“There are only nine meals between mankind and anarchy” — Alfred Henry Lewis

If you are not paying very close attention to the impending global food crisis, you should be. There is no force or power as threatening and destabilizing as hunger, especially among a population that has grown far too accustomed to having food available in unbelievable variety and excess.

I try my best to avoid getting too worked up about possible crises (we have had our fair share of both real and over-hyped crises over the last few decades), but there is a confluence brewing of three major disruptions that actually have a real potential to throw the world (and our country) completely into a chaotic mess.

First, there is the large amount of grain and other food staples that Russia and Ukraine export that will be disrupted by the Russian invasion.

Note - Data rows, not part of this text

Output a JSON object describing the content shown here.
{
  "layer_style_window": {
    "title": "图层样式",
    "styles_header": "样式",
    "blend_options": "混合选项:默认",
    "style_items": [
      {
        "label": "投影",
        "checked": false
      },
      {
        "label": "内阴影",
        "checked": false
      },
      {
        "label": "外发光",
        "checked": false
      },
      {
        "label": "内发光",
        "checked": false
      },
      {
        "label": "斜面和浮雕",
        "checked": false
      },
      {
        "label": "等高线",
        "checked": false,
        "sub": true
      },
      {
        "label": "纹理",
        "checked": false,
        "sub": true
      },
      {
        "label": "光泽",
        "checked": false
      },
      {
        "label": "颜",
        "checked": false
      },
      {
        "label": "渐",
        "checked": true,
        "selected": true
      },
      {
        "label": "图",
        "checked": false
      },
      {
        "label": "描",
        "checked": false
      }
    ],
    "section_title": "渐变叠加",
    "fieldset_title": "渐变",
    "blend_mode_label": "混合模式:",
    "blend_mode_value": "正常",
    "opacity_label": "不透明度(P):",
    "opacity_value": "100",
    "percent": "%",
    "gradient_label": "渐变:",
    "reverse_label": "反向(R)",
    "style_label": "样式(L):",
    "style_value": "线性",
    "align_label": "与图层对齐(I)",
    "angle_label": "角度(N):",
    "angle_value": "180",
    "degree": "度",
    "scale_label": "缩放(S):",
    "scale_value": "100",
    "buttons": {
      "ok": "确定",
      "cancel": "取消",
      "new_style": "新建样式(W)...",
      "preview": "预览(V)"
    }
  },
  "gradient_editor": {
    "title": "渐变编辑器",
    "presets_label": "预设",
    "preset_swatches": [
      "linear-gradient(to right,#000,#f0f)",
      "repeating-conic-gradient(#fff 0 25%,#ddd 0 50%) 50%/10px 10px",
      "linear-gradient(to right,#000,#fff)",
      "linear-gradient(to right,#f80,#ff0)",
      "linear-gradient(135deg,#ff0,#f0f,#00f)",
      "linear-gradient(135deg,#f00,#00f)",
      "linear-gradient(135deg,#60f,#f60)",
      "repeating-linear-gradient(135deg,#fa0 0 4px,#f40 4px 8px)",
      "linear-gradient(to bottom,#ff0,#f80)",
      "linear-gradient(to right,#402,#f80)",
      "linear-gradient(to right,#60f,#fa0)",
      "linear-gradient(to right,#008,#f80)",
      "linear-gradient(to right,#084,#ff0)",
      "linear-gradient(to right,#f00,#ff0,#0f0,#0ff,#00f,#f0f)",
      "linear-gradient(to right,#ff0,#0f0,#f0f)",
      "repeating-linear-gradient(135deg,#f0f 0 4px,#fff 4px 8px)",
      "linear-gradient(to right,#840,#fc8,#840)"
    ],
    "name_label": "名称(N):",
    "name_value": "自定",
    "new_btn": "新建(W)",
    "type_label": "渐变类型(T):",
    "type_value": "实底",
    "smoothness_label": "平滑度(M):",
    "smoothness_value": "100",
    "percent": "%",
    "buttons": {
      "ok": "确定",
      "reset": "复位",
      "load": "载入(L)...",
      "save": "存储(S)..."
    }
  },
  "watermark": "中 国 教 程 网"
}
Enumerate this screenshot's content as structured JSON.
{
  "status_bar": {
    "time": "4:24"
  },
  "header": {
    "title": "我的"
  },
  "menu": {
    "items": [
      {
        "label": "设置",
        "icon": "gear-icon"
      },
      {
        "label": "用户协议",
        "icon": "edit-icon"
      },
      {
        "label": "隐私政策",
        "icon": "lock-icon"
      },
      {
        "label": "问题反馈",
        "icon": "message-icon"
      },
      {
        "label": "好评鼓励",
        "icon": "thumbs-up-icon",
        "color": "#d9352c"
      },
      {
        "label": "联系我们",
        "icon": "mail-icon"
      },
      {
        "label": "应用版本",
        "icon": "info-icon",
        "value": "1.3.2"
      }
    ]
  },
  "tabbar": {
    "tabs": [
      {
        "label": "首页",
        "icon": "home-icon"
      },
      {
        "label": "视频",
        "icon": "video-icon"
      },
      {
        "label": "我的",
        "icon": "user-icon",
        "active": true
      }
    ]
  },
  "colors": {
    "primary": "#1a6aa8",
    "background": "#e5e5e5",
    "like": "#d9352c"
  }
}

For example, Russia and Ukraine make up 28% of global wheat exports. Ukraine alone constitutes 14% of global corn exports. In isolation, we have the ability to collectively handle the shock of these production/export losses without too much trouble. I read an article recently that said that Ukrainian exports made up only 2.2% of all calories consumed on the planet. We can manage that - especially because Russia and Ukraine do not make up a significant portion of rice or soybean production, which are easy high yield staple replacements for wheat and corn.

But then add on the second disruptor, the loss of fertilizer exports. As a background, there are basically three key components that make up any fertilizer: nitrogen, phosphorous, and potassium. These three constitute the numbers (xx-xx-xx) you see on the label of any fertilizer you buy at the store. It so happens that Russia is a major global exporter of all three components of fertilizers. Russia makes up 14% of global phosphorous exports, 15% of nitrogen exports, and (together with Belarus) 37% of potassium exports. Shortages (or prohibitively high costs) of fertilizer means we should expect to start seeing lower crop yields in the upcoming growing seasons. Again, on its own, this is a system shock we could handle. But can we handle it concurrently with the loss of Ukrainian grain exports? Now I start to get a little concerned.

But maybe we can quickly ramp up production domestically or elsewhere and move things around to compensate, right? That is where persistent disruptions in global supply chain comes into the picture. Everyone is feeling the frustrations caused by breakdowns of the supply chain as we have experienced increased levels of shortages among retailers and elsewhere. Should these issues persist, it will substantially hamper our ability to respond to the disruptions from the loss of grain and fertilizer exports.

In reality, these problems are going to be felt far worse in countries that are poorer or unable to produce their own food. So why should that be our problem in North America? Because these food shortages elsewhere will be incredibly destabilizing in those countries and has the power to topple multiple governments. We are already beginning to see the genesis of this unrest in the last couple weeks in places like Peru, Sri Lanka, and Pakistan. History clearly shows that when governments are overthrown due to rioting hungry citizens, what replaces the ousted government is often far worse. Napoleon replaced the French monarch. The Bolsheviks replaced the Russian tsar, Nazis replaced the Weimar Republic, and so on and so on. This gives me little confidence that we can firewall the problems arising out of these destabilized countries. On top of that, we unfortunately depend on many of these same countries to supply commodities and materials necessary for maintaining our own economy. Add to that the fact that we have geopolitical opponents in Russia and China who will be waiting with open arms to bring these countries under their wing. Overall, this is not a good recipe.

I am not saying that we need to go all doomsday prepper and start hoarding (yet), but if there ever was a time that we, individually, needed to start putting some food and extra necessities aside, I think that time is now. I know this is an investment site, but one investment we should not be neglecting is our own preparation. Time to start working on our gardening skills, or improving our cooking abilities so we can be less dependent on grocery stores, eating out and less wasteful with food in general.

Politically, it is time to pull our head out of the sand get serious about ramping up domestic commodity production, starting with industrial metals and materials (fertilizer material, copper, lithium, nickel, zinc, silver, palladium, antimony, and so on). Unpopular opinion on here, I know... But this post is primarily about food supply, so maybe another day.

Now I talked myself into a worry, time to go Netflix binge so I don’t have to deal with the anxiety of it all.